Plants in the Juniperus genus are termed “juniper” and come in various forms. Because of this, juniper species can play many different roles in the backyard. Is juniper a tree or bush? It is both, and much more. Junipers are evergreen coniferous plants with scaly leaves, but the height and presentation vary considerably among varieties. You’ll find junipers that look like ground cover, shrubs or tall trees.
Growing juniper trees or bushes is not difficult. Read on to learn about juniper tree varieties and juniper tree care.
Juniper Tree Varieties
If you are looking for a ground shrub with a flat or a mounded form, think juniper. If you want to create a hedge of upright evergreen bushes, think juniper. If you need a tall, evergreen tree in the sunny spot in your garden, think juniper.

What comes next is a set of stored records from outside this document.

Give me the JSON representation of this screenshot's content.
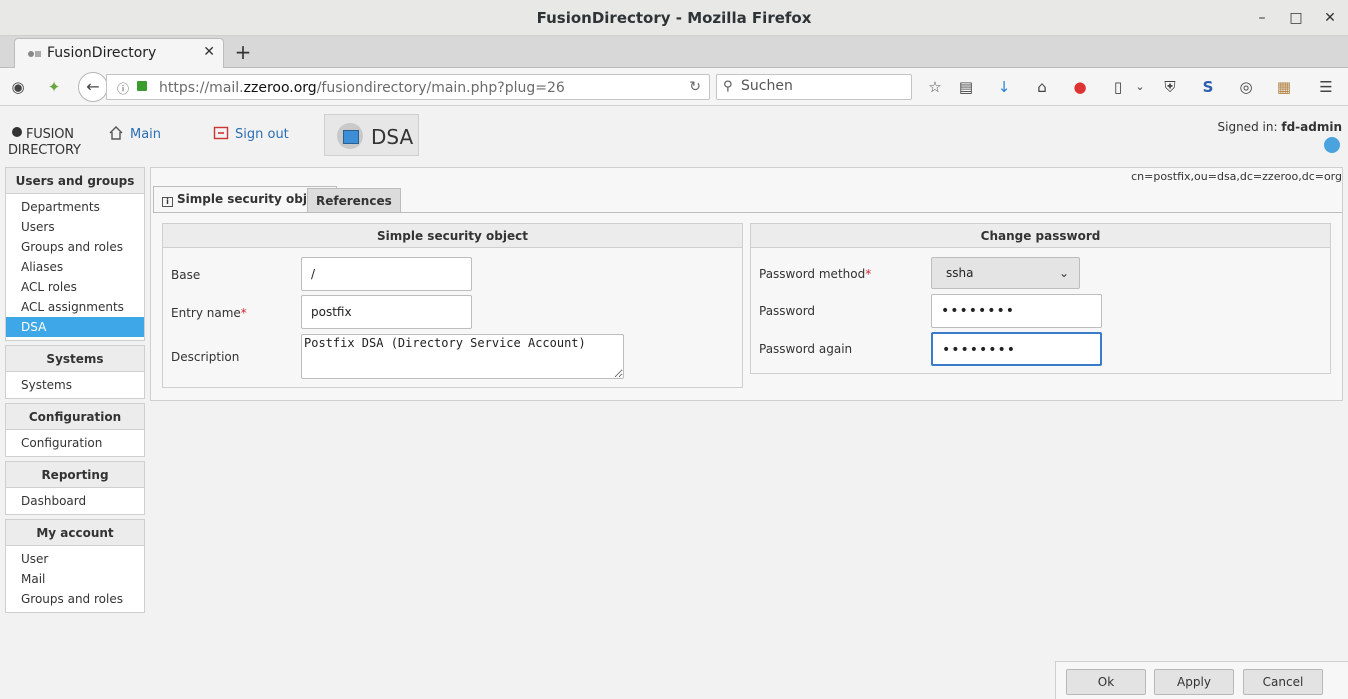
{
  "window": {
    "title": "FusionDirectory - Mozilla Firefox"
  },
  "browser": {
    "tab_title": "FusionDirectory",
    "url_prefix": "https://mail.",
    "url_domain": "zzeroo.org",
    "url_path": "/fusiondirectory/main.php?plug=26",
    "search_placeholder": "Suchen"
  },
  "header": {
    "logo_line1": "FUSION",
    "logo_line2": "DIRECTORY",
    "main_link": "Main",
    "signout_link": "Sign out",
    "plugin_title": "DSA",
    "signed_in_label": "Signed in:",
    "signed_in_user": "fd-admin"
  },
  "sidebar": {
    "groups": [
      {
        "title": "Users and groups",
        "items": [
          "Departments",
          "Users",
          "Groups and roles",
          "Aliases",
          "ACL roles",
          "ACL assignments",
          "DSA"
        ]
      },
      {
        "title": "Systems",
        "items": [
          "Systems"
        ]
      },
      {
        "title": "Configuration",
        "items": [
          "Configuration"
        ]
      },
      {
        "title": "Reporting",
        "items": [
          "Dashboard"
        ]
      },
      {
        "title": "My account",
        "items": [
          "User",
          "Mail",
          "Groups and roles"
        ]
      }
    ],
    "active_item": "DSA"
  },
  "content": {
    "dn": "cn=postfix,ou=dsa,dc=zzeroo,dc=org",
    "tabs": [
      "Simple security object",
      "References"
    ],
    "left_box": {
      "title": "Simple security object",
      "base_label": "Base",
      "base_value": "/",
      "entry_label": "Entry name",
      "entry_value": "postfix",
      "desc_label": "Description",
      "desc_value": "Postfix DSA (Directory Service Account)"
    },
    "right_box": {
      "title": "Change password",
      "method_label": "Password method",
      "method_value": "ssha",
      "password_label": "Password",
      "password_value": "••••••••",
      "password_again_label": "Password again",
      "password_again_value": "••••••••"
    },
    "required_mark": "*"
  },
  "footer": {
    "ok": "Ok",
    "apply": "Apply",
    "cancel": "Cancel"
  },
  "colors": {
    "accent": "#3ea7e7",
    "link": "#2a6fb3",
    "required": "#d0262f"
  }
}
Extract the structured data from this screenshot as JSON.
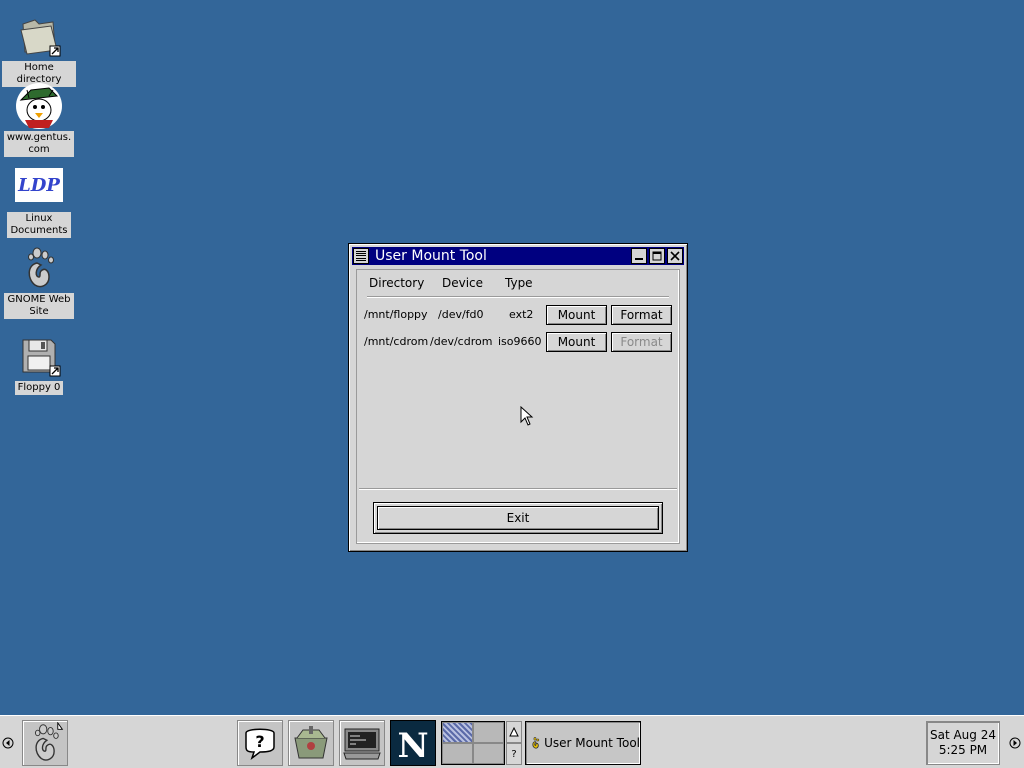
{
  "desktop": {
    "background_color": "#336699",
    "icons": [
      {
        "label": "Home directory",
        "icon": "folder-icon"
      },
      {
        "label": "www.gentus.\ncom",
        "icon": "gentus-logo-icon"
      },
      {
        "label": "Linux\nDocuments",
        "icon": "ldp-logo-icon",
        "logo_text": "LDP"
      },
      {
        "label": "GNOME Web\nSite",
        "icon": "gnome-foot-icon"
      },
      {
        "label": "Floppy 0",
        "icon": "floppy-icon"
      }
    ]
  },
  "window": {
    "title": "User Mount Tool",
    "title_color": "#000080",
    "headers": {
      "directory": "Directory",
      "device": "Device",
      "type": "Type"
    },
    "rows": [
      {
        "directory": "/mnt/floppy",
        "device": "/dev/fd0",
        "type": "ext2",
        "mount_label": "Mount",
        "format_label": "Format",
        "format_enabled": true
      },
      {
        "directory": "/mnt/cdrom",
        "device": "/dev/cdrom",
        "type": "iso9660",
        "mount_label": "Mount",
        "format_label": "Format",
        "format_enabled": false
      }
    ],
    "exit_label": "Exit"
  },
  "panel": {
    "launchers": [
      "gnome-menu-icon",
      "help-icon",
      "file-manager-icon",
      "terminal-icon",
      "netscape-icon"
    ],
    "netscape_letter": "N",
    "pager_help": "?",
    "task": {
      "label": "User Mount Tool",
      "icon": "gnome-foot-icon"
    },
    "clock": {
      "date": "Sat Aug 24",
      "time": "5:25 PM"
    }
  }
}
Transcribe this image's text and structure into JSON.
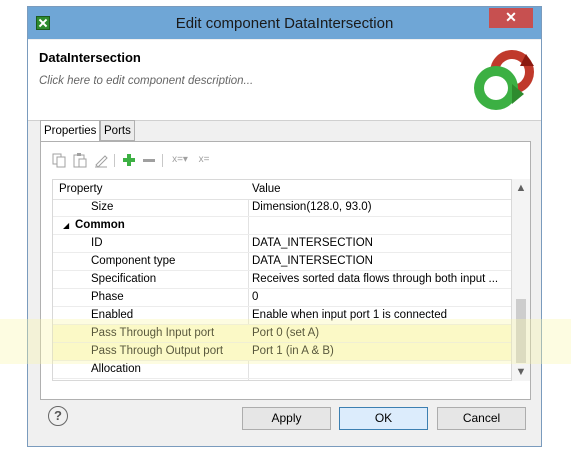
{
  "window": {
    "title": "Edit component DataIntersection",
    "close_glyph": "✕"
  },
  "header": {
    "component_name": "DataIntersection",
    "description_placeholder": "Click here to edit component description...",
    "logo_icon": "data-intersection-arrows-icon"
  },
  "tabs": [
    {
      "label": "Properties",
      "active": true
    },
    {
      "label": "Ports",
      "active": false
    }
  ],
  "toolbar": {
    "icons": [
      "copy-icon",
      "paste-icon",
      "edit-icon",
      "add-icon",
      "remove-icon",
      "edit-attribute-icon",
      "format-icon"
    ],
    "attr_label_1": "x=▾",
    "attr_label_2": "x="
  },
  "table": {
    "headers": {
      "property": "Property",
      "value": "Value"
    },
    "rows": [
      {
        "key": "Size",
        "value": "Dimension(128.0, 93.0)"
      },
      {
        "key": "Common",
        "value": "",
        "group": true
      },
      {
        "key": "ID",
        "value": "DATA_INTERSECTION"
      },
      {
        "key": "Component type",
        "value": "DATA_INTERSECTION"
      },
      {
        "key": "Specification",
        "value": "Receives sorted data flows through both input ..."
      },
      {
        "key": "Phase",
        "value": "0"
      },
      {
        "key": "Enabled",
        "value": "Enable when input port 1 is connected"
      },
      {
        "key": "Pass Through Input port",
        "value": "Port 0 (set A)",
        "highlight": true
      },
      {
        "key": "Pass Through Output port",
        "value": "Port 1 (in A & B)",
        "highlight": true
      },
      {
        "key": "Allocation",
        "value": ""
      }
    ]
  },
  "footer": {
    "help_glyph": "?",
    "apply_label": "Apply",
    "ok_label": "OK",
    "cancel_label": "Cancel"
  },
  "colors": {
    "titlebar": "#6fa6d6",
    "highlight": "#fcfbd6",
    "close": "#c75050"
  }
}
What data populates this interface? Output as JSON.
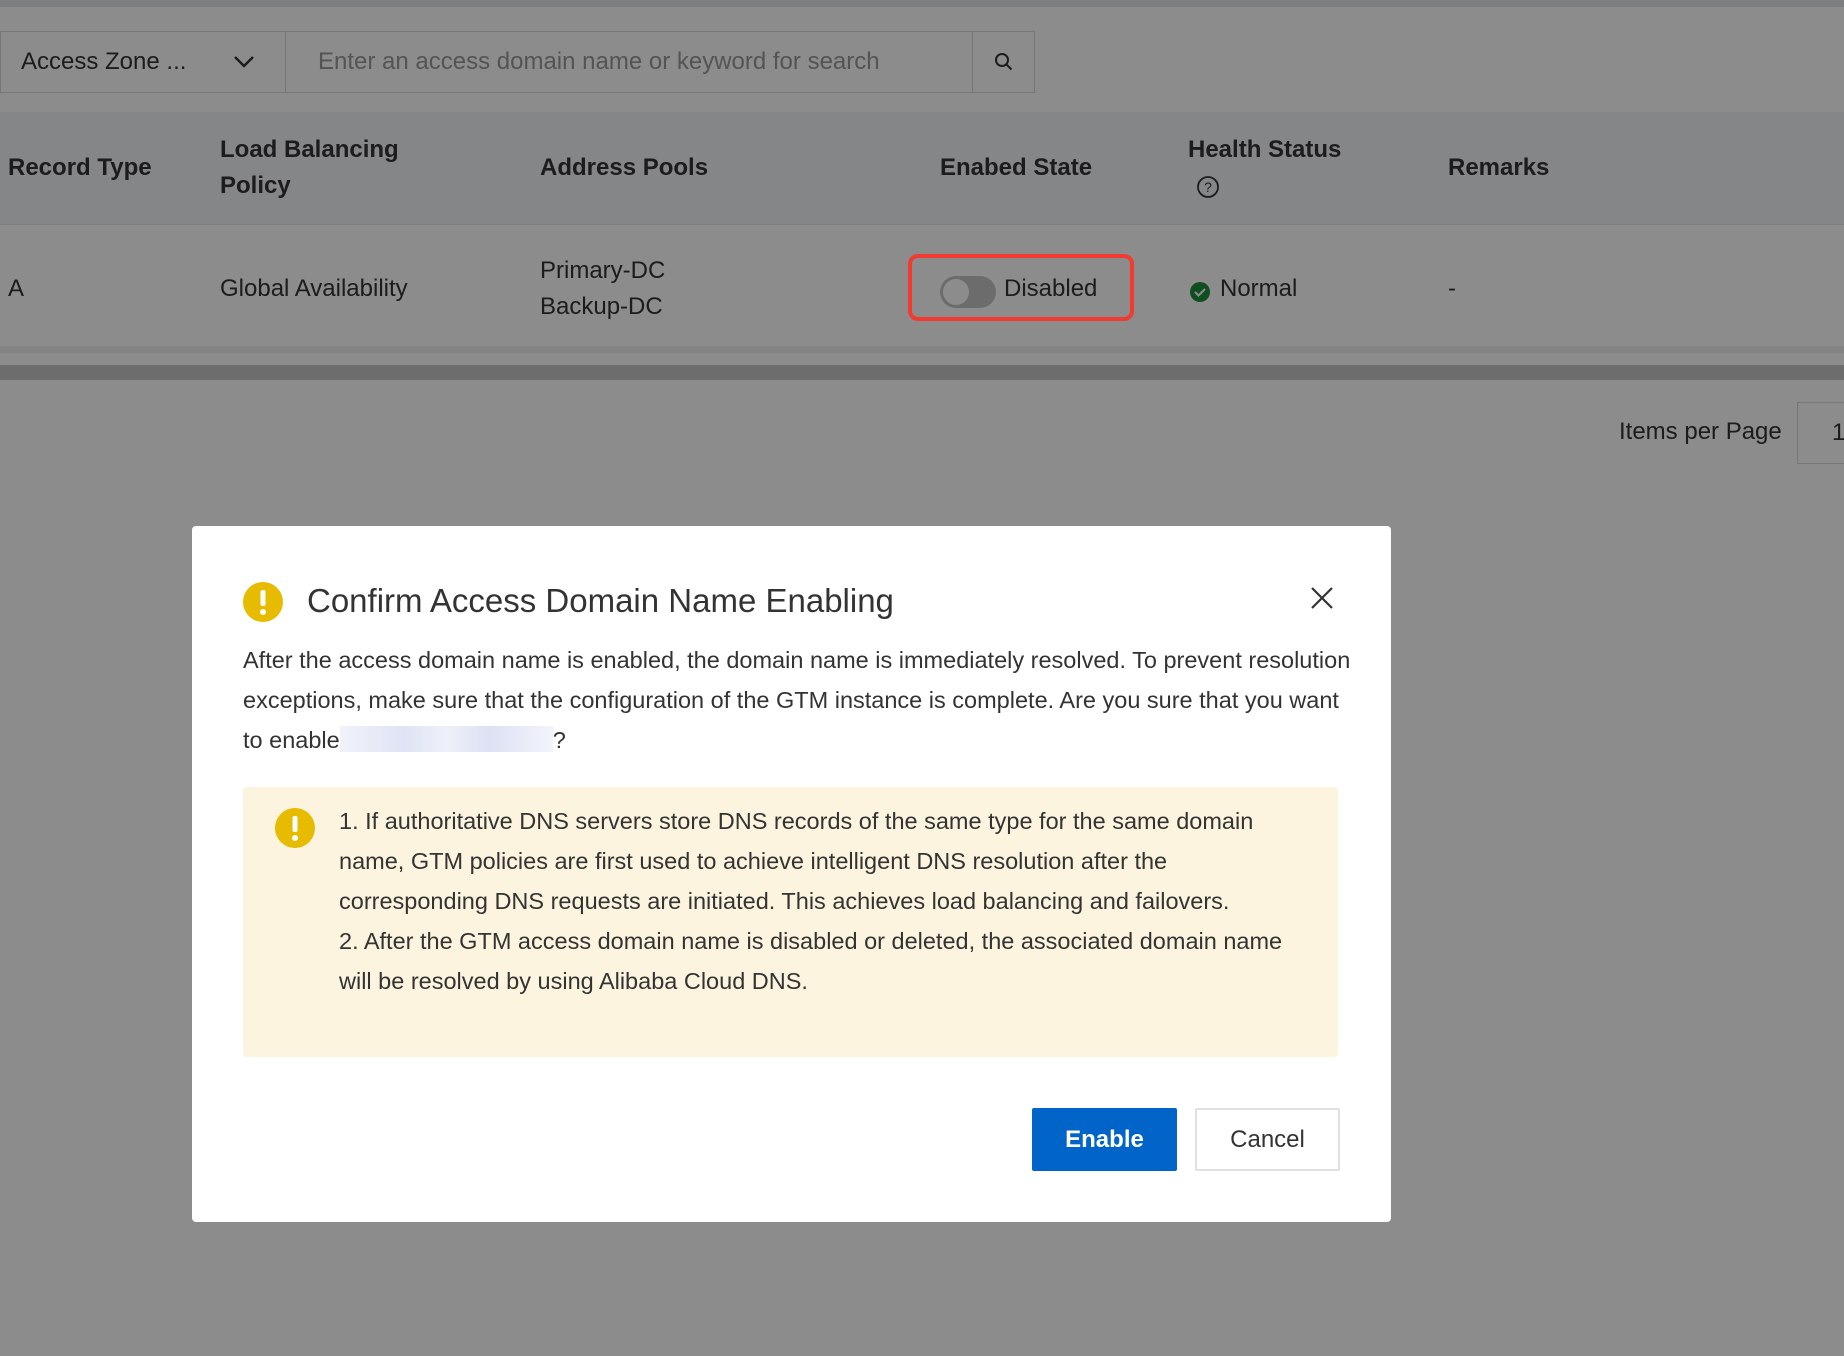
{
  "toolbar": {
    "zone_select": "Access Zone ...",
    "search_placeholder": "Enter an access domain name or keyword for search"
  },
  "table": {
    "headers": [
      "Record Type",
      "Load Balancing",
      "Policy",
      "Address Pools",
      "Enabed State",
      "Health Status",
      "Remarks"
    ],
    "row": {
      "record_type": "A",
      "policy": "Global Availability",
      "pool1": "Primary-DC",
      "pool2": "Backup-DC",
      "state": "Disabled",
      "health": "Normal",
      "remarks": "-"
    }
  },
  "pagination": {
    "items_per_page_label": "Items per Page",
    "items_per_page_value": "1"
  },
  "dialog": {
    "title": "Confirm Access Domain Name Enabling",
    "body": "After the access domain name is enabled, the domain name is immediately resolved. To prevent resolution exceptions, make sure that the configuration of the GTM instance is complete. Are you sure that you want to enable",
    "body_end": "?",
    "notes": [
      "1. If authoritative DNS servers store DNS records of the same type for the same domain name, GTM policies are first used to achieve intelligent DNS resolution after the corresponding DNS requests are initiated. This achieves load balancing and failovers.",
      "2. After the GTM access domain name is disabled or deleted, the associated domain name will be resolved by using Alibaba Cloud DNS."
    ],
    "enable_label": "Enable",
    "cancel_label": "Cancel"
  },
  "colors": {
    "primary": "#0064c8",
    "warning": "#e6bb00",
    "success": "#1e8e3e",
    "highlight": "#f23a30"
  }
}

Juniper species come in all sizes and shapes, from low-lying shrubs that cover sand dunes to huge ancient trees in the high Sierras. North America boasts 13 native juniper species, and there are four times that number worldwide.
Since shrubs are nothing more than short trees, the line between the two types of plants is always a blurred one. Some cases are clearer than others. For example, California juniper (Juniperus californica) is considered a low coastal shrub, because it stays close to the ground, but western juniper (J. occidentalis) always presents as a tall tree, sculpted by the wind.
But sometimes categorizing a juniper as a tree or a shrub is more difficult. Pfitzer juniper (J. chinensis ‘Pfitzerana’), perhaps the most popular cultivated juniper, grows to 5 feet high and 10 feet wide, and is considered a small tree by some, a shrub by others. This is also the case with Hetz Chinese juniper (J. chinensis ‘Hetzii’), which grows to 15 feet tall.
How to Plant Juniper Trees
Juniper tree care is easier when you pick an appropriate location for planting. Taking the time to select the right spot for your juniper tree can save you time and energy later.
When you are growing juniper trees, you’ll need a location with full sun or almost, as well as well-drained soil. Junipers do not like having their feet in wet mud, but tolerate most other types of soil. Generally, junipers support hot weather and poor, dry soils. They tolerate city conditions as well as any other evergreen.
Consider the mature size of the tree before you plant juniper. Many species grow so fast that they rapidly occupy the space allotted. You can prune upright junipers to keep them compact.
Like all trees, junipers occasionally suffer from diseases. Phomopsis blight is the most serious disease that attacks juniper. You can identify it by looking for browning branch tips. Control this disease by spraying the new growth several times during the growing season with a fungicide.